Until a public inquiry in 1999, the general public was unaware that Alder Hey and other hospitals within the National Health Service (NHS) were retaining patients' organs without family consent.
The inquiry was sparked by the death of 11-month-old Samantha Rickard, who died in 1992 while undergoing open-heart surgery at Bristol Royal Infirmary (BRI). In 1996, four years after Samantha's death, her mother Helen Rickard learned of the allegations of excessive mortality rates for children's heart surgery at the BRI. Rickard demanded a copy of her infant daughter's medical records from the hospital and found a letter from the pathologist who performed the post-mortem to her surgeon, stating that he had retained Samantha's heart. Confronted with this evidence, the hospital promptly returned the heart in 1997. Rickard quit her job in order to find out exactly what had happened to her daughter; she set up a support group with other parents and ran a free phone helpline to cater to the many other families affected as well.
A Bristol Heart Children Action Group was set up, and the group embarked on discussions with the hospital to find out how much human material had been kept from children who had died after cardiac surgery. In February 1999, the Action Group members called a press conference so that the public could learn about the retained hearts. In the meantime, serious doubts about the quality of paediatric cardiac surgery at Bristol led to the formation of a Public Inquiry, chaired by Ian Kennedy. In September 1999 a medical witness to the Inquiry drew attention to the large number of hearts held at the Alder Hey Children's Hospital in Liverpool.

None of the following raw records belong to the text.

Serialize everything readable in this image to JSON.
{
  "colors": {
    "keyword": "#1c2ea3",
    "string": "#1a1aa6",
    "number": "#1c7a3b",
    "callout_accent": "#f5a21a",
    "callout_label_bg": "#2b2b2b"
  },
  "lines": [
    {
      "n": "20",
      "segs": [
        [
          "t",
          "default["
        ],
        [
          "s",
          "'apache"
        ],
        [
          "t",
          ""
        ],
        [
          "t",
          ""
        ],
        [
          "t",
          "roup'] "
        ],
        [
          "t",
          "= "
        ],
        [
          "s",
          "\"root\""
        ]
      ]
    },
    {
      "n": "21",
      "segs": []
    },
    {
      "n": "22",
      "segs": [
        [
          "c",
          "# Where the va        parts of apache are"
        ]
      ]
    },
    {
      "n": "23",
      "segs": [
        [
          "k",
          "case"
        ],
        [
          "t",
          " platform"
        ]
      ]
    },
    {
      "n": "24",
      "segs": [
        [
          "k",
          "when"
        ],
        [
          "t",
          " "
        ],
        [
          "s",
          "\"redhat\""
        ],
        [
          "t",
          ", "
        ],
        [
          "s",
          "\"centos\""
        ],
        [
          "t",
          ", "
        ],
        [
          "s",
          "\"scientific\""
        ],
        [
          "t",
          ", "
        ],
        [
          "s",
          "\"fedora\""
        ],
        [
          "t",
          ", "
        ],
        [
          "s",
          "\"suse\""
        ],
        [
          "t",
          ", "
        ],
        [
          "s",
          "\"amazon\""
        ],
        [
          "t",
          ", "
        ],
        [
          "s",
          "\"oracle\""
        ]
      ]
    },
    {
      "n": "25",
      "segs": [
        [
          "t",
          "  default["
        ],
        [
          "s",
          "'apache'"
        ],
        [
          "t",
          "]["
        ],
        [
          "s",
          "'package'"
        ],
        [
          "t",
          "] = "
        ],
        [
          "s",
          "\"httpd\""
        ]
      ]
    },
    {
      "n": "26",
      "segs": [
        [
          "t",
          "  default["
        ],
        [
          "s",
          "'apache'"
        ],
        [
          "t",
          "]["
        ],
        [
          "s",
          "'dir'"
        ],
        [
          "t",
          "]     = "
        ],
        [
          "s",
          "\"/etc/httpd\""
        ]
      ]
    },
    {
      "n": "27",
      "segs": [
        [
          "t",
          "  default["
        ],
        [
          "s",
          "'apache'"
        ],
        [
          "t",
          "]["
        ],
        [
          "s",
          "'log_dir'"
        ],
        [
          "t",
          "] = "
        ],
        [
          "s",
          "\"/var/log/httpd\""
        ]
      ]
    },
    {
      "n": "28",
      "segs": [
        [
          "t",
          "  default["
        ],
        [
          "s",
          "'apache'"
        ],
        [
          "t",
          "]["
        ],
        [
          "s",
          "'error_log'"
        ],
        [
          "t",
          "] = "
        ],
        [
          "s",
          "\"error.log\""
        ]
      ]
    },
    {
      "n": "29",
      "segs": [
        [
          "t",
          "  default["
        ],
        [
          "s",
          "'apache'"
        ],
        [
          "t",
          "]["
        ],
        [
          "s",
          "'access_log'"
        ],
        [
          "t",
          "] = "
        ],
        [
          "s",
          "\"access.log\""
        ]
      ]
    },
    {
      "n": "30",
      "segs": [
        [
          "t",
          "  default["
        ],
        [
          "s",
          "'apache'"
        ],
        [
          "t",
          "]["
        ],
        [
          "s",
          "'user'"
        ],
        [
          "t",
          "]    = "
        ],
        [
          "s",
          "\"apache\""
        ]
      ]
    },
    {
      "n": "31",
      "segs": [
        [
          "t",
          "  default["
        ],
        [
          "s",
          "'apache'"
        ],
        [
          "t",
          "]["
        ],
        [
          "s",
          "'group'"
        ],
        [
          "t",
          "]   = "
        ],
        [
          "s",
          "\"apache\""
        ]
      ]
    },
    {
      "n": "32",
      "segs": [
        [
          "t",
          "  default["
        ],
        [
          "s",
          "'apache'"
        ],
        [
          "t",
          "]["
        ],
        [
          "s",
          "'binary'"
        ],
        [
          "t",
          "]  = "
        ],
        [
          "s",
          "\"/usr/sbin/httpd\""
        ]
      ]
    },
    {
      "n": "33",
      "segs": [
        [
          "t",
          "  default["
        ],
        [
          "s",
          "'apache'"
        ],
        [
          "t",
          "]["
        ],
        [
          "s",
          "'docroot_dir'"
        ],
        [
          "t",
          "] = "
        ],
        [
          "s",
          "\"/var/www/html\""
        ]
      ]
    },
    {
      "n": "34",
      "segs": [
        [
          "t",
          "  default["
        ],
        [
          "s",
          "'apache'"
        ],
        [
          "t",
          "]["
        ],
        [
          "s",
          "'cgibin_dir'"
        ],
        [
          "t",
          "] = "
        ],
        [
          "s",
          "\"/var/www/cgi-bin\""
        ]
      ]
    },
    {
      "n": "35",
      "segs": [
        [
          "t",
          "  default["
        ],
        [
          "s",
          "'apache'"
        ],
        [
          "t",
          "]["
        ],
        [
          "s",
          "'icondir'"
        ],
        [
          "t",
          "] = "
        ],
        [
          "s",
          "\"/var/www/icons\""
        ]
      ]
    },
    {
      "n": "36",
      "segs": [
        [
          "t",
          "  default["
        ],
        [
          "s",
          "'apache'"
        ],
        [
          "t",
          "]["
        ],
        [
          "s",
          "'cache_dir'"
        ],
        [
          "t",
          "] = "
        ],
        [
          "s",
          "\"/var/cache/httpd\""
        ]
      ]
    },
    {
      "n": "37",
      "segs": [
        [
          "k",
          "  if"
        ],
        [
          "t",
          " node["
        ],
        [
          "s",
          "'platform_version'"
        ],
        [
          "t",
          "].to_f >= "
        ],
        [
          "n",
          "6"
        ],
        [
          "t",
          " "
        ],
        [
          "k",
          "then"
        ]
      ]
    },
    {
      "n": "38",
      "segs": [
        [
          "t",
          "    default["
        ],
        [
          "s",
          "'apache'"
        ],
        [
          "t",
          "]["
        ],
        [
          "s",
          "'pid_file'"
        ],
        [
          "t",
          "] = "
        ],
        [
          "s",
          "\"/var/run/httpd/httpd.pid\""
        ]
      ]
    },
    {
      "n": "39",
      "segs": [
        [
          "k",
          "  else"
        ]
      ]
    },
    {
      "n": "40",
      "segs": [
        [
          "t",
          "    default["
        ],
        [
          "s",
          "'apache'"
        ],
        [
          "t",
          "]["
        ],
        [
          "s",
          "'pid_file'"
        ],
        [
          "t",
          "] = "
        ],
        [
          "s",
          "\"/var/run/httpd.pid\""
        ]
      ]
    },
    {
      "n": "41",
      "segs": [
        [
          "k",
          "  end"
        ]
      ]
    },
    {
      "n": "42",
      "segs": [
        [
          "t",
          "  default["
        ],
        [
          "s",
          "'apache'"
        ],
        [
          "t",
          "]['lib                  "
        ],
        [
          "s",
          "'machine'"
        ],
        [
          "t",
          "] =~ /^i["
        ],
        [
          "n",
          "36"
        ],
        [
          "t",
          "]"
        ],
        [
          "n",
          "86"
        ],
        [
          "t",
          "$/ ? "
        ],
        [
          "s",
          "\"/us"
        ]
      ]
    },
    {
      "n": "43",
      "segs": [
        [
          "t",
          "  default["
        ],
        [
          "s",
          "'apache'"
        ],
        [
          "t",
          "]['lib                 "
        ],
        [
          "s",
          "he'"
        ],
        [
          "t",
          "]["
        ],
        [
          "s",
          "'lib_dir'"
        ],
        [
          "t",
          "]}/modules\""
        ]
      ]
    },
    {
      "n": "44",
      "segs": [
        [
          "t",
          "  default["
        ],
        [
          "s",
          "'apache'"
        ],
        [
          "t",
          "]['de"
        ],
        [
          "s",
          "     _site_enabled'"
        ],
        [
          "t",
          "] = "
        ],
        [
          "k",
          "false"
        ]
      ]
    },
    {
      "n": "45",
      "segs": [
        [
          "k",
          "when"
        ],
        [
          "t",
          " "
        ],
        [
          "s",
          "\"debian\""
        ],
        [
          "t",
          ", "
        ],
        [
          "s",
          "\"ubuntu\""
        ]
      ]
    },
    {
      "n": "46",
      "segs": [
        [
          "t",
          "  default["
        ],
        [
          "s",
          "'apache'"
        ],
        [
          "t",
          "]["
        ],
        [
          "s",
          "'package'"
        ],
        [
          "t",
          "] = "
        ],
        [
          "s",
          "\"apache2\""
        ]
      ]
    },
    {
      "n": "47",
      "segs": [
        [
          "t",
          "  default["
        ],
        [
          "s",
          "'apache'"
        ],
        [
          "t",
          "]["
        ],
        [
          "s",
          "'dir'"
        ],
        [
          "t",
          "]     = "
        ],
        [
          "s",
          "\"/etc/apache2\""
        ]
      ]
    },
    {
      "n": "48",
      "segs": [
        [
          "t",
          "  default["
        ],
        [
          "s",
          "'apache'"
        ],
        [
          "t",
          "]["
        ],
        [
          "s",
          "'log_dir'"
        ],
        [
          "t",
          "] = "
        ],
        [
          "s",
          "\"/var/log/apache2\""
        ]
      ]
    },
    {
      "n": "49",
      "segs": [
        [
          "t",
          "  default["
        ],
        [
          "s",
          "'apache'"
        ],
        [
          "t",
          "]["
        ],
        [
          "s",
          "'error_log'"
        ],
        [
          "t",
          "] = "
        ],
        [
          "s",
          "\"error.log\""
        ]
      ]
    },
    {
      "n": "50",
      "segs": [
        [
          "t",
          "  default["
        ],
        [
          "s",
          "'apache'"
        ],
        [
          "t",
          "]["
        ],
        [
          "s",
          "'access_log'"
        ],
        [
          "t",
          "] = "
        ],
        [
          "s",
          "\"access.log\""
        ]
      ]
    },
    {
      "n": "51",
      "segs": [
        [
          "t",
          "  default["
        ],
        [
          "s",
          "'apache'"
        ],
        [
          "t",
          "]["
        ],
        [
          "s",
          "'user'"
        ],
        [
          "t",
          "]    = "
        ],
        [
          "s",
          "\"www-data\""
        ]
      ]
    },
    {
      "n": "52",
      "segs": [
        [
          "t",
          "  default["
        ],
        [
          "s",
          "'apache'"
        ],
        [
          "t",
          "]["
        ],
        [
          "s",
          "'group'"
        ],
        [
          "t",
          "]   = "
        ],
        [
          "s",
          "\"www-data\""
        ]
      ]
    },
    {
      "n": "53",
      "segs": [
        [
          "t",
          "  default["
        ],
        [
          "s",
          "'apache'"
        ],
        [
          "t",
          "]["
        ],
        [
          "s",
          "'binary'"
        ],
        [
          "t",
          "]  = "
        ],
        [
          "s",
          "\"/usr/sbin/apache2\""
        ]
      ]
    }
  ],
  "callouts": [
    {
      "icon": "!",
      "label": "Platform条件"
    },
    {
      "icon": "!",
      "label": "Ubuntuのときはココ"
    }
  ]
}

As the details of Alder Hey's organ retention began to come to light the public learned that the programme went back decades. An investigation was opened in December 1999 bringing to light the fact that Alder Hey was not the only Liverpool hospital affected; Walton Hospital had stored the organs of 700 patients.